Conference demands full inquiry into the handling of the pandemic

Major debate looks at the Westminster government’s COVID record, from procurement of PPE to the impact on Black workers

Margaret McKee portrait head and shoulders

The demand for a full public inquiry into the Westminster government’s handling of the COVID pandemic was at the heart of a key debate The impact of COVID-19 on UNISON members, public services and working life at UNISON’s special delegate conference yesterday.

Margaret McKee (pictured above), moving a motion for the national executive council, told delegates why it was so important: “That government’s failures over the provision of personal protective equipment (PPE) at the very beginning of the pandemic – and conference, that inquiry must also cover how those contracts were awarded – to the disaster that was test and trace, has led the UK to having some of the worst statistics in the world.

“From the second highest number of deaths amongst developed countries, to the disproportionate impact on the Black community … failures compounded by 10 years of austerity and its impact on our public services.”

“A key lesson of the pandemic is that continued public service cuts and more aggressive employers means it has never been more important to be a member of UNISON, if you work in public services. We must make our union visible in the workplace – if we are visible, workers will join us. If we are visible, members will stay with us.

“As chair of the international committee I want to underline the global impact of the pandemic that has touched every country in the world. From the global race to find PPE at the beginning, to the glaring inequality with regard to access to vaccines that we are witnessing now, this pandemic has exposed the failures of the neoliberal economic model.”

Ms McKee added: “We have to say the response of the G7 summit this weekend was woefully inadequate. And I want to recognise the leadership UNISON and Christina McAnea has shown on global vaccination equality.”

Commenting on an amendment around the government’s proposed policing legislation, she described it as being “clearly a bad bill, and we must do everything we can to oppose it.

“But we should also note that there are elements of it that we don’t oppose and includes, for example, measures that will increase the penalty for those who assault our emergency workers.

“The NEC’s qualification is to recognise this and to express our hope that this and other aspects of the bill, such as mandatory life terms for the premeditated murder of children, come back in future legislation.”

‘Unprecedented attacks’

For the national disabled members’ committee, Elizabeth Cameron told delegates that the pandemic “has been a dramatic experience for disabled members of our union.
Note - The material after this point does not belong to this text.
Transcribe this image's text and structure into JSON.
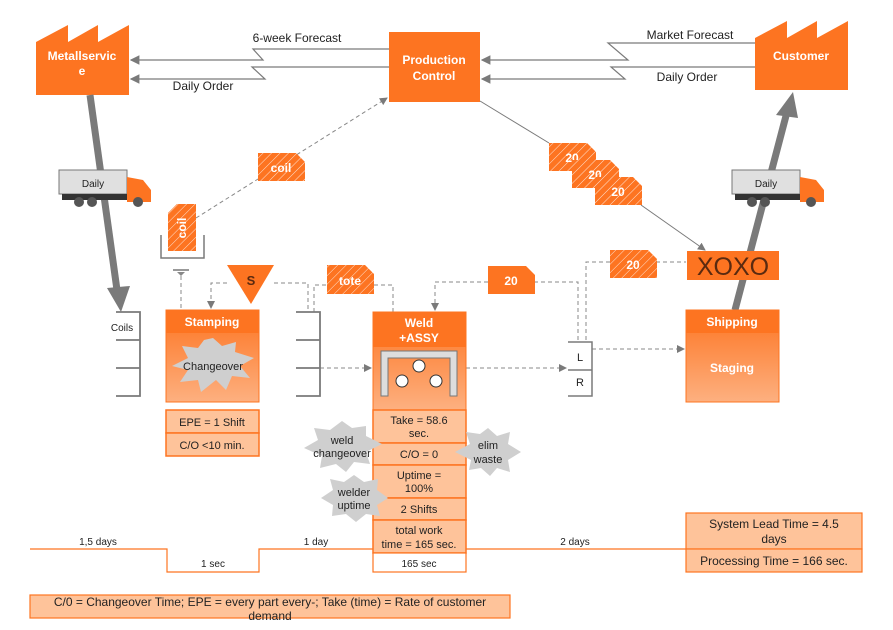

We’ve seen unprecedented attacks on our independence and our rights.”

She said that, when having to shield, many lost a large part of their income, which forced them into debt and in turn, created additional stress and mental health problems.

Ms Cameron called on the NEC to campaign for the incorporation of the United Nations Convention on the Rights of Persons with Disabilities (UNCRPD) into UK and devolved nations’ law, so that disabled people’s rights are never again ignored.”

Deborah Yapicioz from Northern Ireland noted that: “UNISON members across public services have been at the forefront of fighting the virus,” and says that any public inquiry into the pandemic must give the chance for “our members’ voices to be heard”.

Steve Bell from Bucks Health Branch stressed the need for any inquiry to be genuinely independent, while Lola Oyewusi, on behalf of the national Black members’ committee, told conference that it was “sad that there’s not enough leadership or guidance from this government” around racism and “this government is not showing that it will ever do anything about it”.

Sanchia Alasia from London Southbank University noted that: “Many people in the pandemic have had to cope with the loss of income,” and highlighted “the link between deprivation and COVID-19 death rates.”

Portrait of Carol Sewell

Carol Sewell (pictured above) from the NEC pointed out that 15 months on since the first lockdown, it was “an absolute disgrace” that “Black unemployment rose by 41%” during the pandemic, as opposed to 14% among white people”.

The motion set out a comprehensive body of work for the NEC to undertake around the issues, including to:

  • campaign for companies and the public sector to act to prevent abuse to people and the planet or face meaningful consequences;
  • demand that any public inquiry’s terms of reference include a full investigation into the market engagement, procurement and contract management practices applied to the sourcing of high-risk products compared to the UK’s international obligations;
  • campaign to waive intellectual property rights on COVID-19 vaccines to allow all countries to be able to access them.

Moving a related motion for the national women’s committee, Tansaim Hussain-Gul told delegates that domestic abuse has flourished in the pandemic – with a rise of almost 50% in calls to domestic abuse lines.

Yet “barriers to support are increasing”, with refuge places in the first months of the pandemic reduced by 40%.

“Until we have a strong network of refuges, we will see more women dying,” was her stark warning.

Conference called on the NEC to lobby all UK governments to create long-term funding solutions to tackle the issue.